Data entries
_ _ _ _
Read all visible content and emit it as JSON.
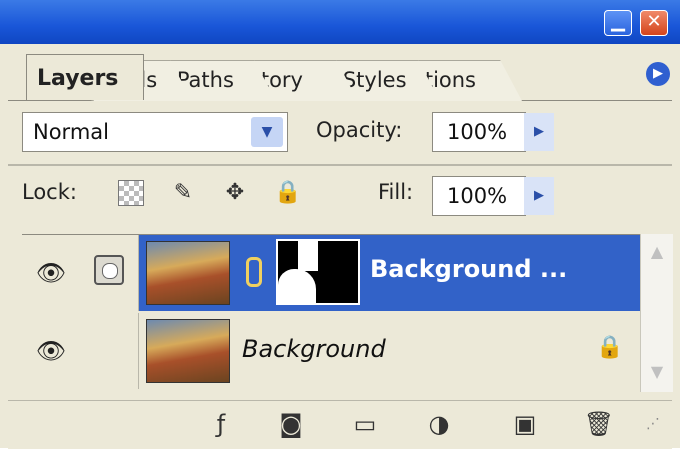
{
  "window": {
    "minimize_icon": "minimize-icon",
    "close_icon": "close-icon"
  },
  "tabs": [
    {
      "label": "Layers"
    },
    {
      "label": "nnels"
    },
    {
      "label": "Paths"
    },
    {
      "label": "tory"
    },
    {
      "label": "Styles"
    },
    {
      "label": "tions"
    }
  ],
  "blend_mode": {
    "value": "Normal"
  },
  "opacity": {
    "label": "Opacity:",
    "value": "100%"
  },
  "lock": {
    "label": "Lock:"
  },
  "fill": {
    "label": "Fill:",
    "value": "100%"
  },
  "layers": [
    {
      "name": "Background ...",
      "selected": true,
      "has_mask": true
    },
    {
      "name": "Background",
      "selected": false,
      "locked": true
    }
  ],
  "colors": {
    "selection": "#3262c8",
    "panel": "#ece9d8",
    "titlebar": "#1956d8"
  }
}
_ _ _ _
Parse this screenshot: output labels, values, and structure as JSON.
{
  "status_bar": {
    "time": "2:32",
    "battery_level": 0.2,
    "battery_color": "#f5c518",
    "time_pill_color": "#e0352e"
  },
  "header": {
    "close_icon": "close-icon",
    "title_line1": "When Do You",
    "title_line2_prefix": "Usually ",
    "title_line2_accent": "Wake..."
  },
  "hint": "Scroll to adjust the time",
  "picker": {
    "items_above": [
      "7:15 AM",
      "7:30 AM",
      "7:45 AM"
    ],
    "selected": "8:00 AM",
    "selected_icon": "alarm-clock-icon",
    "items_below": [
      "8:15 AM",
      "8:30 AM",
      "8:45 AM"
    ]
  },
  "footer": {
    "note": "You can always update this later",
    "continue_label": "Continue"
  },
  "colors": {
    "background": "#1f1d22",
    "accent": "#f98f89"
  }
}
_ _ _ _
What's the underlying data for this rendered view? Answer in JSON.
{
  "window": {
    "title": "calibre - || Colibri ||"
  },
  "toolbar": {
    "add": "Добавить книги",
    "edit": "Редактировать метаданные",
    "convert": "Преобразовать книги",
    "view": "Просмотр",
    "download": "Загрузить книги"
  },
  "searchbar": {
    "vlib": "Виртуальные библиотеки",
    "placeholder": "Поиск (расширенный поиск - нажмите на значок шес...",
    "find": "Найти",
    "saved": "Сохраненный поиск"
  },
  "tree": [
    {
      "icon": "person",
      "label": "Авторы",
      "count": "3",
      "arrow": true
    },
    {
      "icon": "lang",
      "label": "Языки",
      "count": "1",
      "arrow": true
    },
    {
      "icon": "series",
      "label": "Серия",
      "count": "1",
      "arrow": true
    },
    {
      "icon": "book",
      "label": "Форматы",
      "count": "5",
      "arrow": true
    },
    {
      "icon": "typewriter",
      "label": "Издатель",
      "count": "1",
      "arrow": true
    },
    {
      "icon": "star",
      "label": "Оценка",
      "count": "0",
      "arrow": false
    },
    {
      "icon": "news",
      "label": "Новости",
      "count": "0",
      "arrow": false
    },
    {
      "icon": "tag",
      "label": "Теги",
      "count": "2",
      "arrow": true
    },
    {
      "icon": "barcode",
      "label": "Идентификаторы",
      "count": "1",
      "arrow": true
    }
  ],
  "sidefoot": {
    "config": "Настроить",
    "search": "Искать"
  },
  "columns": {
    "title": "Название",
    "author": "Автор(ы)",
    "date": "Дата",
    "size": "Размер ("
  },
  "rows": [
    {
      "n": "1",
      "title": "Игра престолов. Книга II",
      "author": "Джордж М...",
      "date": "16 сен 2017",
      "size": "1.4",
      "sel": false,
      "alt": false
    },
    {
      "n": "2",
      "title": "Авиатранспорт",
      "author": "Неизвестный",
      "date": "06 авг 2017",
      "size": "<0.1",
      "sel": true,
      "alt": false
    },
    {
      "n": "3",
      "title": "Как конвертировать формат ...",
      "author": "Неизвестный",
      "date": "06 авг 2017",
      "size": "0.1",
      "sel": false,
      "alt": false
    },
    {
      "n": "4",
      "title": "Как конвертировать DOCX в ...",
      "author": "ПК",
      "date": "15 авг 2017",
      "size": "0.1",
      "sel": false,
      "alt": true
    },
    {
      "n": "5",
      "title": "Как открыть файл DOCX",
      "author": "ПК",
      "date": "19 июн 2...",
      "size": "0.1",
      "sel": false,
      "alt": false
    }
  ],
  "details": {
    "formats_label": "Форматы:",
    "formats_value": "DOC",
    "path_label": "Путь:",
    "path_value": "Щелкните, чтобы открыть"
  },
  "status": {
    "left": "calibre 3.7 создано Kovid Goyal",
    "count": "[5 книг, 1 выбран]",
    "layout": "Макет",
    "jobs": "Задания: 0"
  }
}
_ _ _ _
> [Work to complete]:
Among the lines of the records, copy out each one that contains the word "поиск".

> [Response for this exercise]:
    "placeholder": "Поиск (расширенный поиск - нажмите на значок шес...",
    "saved": "Сохраненный поиск"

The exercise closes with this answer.